WORK ITEM
An exact repetition of the records is required. Leave nothing out.

◇ ◇ ◇ ◇

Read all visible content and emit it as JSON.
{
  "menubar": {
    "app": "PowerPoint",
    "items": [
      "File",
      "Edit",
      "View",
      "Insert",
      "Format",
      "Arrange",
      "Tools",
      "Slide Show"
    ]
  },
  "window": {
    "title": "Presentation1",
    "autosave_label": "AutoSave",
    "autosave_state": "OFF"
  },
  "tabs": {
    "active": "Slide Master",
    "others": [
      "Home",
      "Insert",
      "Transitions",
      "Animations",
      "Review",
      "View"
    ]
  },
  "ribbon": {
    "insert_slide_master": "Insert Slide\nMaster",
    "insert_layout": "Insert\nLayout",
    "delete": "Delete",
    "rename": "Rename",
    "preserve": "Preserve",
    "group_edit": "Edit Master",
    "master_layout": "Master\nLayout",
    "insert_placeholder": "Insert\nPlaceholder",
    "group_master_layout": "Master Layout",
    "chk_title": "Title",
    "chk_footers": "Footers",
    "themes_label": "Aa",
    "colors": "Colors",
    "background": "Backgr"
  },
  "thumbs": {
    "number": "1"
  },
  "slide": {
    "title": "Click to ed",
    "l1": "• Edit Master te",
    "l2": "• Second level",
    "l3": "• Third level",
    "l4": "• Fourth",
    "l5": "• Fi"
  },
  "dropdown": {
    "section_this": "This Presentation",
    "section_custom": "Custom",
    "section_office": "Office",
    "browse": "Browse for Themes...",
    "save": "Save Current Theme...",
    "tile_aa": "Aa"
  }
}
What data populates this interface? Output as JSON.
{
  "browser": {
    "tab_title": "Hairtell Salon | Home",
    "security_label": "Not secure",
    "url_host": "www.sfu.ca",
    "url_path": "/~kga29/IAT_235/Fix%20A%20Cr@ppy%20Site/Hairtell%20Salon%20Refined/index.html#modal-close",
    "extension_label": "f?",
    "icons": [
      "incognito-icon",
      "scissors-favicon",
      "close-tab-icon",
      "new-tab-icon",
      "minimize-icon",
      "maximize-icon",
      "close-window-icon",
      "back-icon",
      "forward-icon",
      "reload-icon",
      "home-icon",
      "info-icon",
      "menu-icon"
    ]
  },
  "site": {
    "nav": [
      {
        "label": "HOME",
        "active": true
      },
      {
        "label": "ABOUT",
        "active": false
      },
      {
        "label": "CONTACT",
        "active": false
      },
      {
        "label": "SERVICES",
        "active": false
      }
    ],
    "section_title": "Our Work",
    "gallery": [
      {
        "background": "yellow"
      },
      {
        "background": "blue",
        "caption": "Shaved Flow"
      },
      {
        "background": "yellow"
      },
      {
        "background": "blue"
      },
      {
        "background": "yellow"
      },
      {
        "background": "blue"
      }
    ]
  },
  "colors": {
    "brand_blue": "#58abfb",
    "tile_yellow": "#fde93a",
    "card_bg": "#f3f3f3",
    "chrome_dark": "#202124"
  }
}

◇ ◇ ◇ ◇

ANSWER FOR THIS EXERCISE
Read all visible content and emit it as JSON.
{
  "menubar": {
    "app": "PowerPoint",
    "items": [
      "File",
      "Edit",
      "View",
      "Insert",
      "Format",
      "Arrange",
      "Tools",
      "Slide Show"
    ]
  },
  "window": {
    "title": "Presentation1",
    "autosave_label": "AutoSave",
    "autosave_state": "OFF"
  },
  "tabs": {
    "active": "Slide Master",
    "others": [
      "Home",
      "Insert",
      "Transitions",
      "Animations",
      "Review",
      "View"
    ]
  },
  "ribbon": {
    "insert_slide_master": "Insert Slide\nMaster",
    "insert_layout": "Insert\nLayout",
    "delete": "Delete",
    "rename": "Rename",
    "preserve": "Preserve",
    "group_edit": "Edit Master",
    "master_layout": "Master\nLayout",
    "insert_placeholder": "Insert\nPlaceholder",
    "group_master_layout": "Master Layout",
    "chk_title": "Title",
    "chk_footers": "Footers",
    "themes_label": "Aa",
    "colors": "Colors",
    "background": "Backgr"
  },
  "thumbs": {
    "number": "1"
  },
  "slide": {
    "title": "Click to ed",
    "l1": "• Edit Master te",
    "l2": "• Second level",
    "l3": "• Third level",
    "l4": "• Fourth",
    "l5": "• Fi"
  },
  "dropdown": {
    "section_this": "This Presentation",
    "section_custom": "Custom",
    "section_office": "Office",
    "browse": "Browse for Themes...",
    "save": "Save Current Theme...",
    "tile_aa": "Aa"
  }
}
What data populates this interface? Output as JSON.
{
  "browser": {
    "tab_title": "Hairtell Salon | Home",
    "security_label": "Not secure",
    "url_host": "www.sfu.ca",
    "url_path": "/~kga29/IAT_235/Fix%20A%20Cr@ppy%20Site/Hairtell%20Salon%20Refined/index.html#modal-close",
    "extension_label": "f?",
    "icons": [
      "incognito-icon",
      "scissors-favicon",
      "close-tab-icon",
      "new-tab-icon",
      "minimize-icon",
      "maximize-icon",
      "close-window-icon",
      "back-icon",
      "forward-icon",
      "reload-icon",
      "home-icon",
      "info-icon",
      "menu-icon"
    ]
  },
  "site": {
    "nav": [
      {
        "label": "HOME",
        "active": true
      },
      {
        "label": "ABOUT",
        "active": false
      },
      {
        "label": "CONTACT",
        "active": false
      },
      {
        "label": "SERVICES",
        "active": false
      }
    ],
    "section_title": "Our Work",
    "gallery": [
      {
        "background": "yellow"
      },
      {
        "background": "blue",
        "caption": "Shaved Flow"
      },
      {
        "background": "yellow"
      },
      {
        "background": "blue"
      },
      {
        "background": "yellow"
      },
      {
        "background": "blue"
      }
    ]
  },
  "colors": {
    "brand_blue": "#58abfb",
    "tile_yellow": "#fde93a",
    "card_bg": "#f3f3f3",
    "chrome_dark": "#202124"
  }
}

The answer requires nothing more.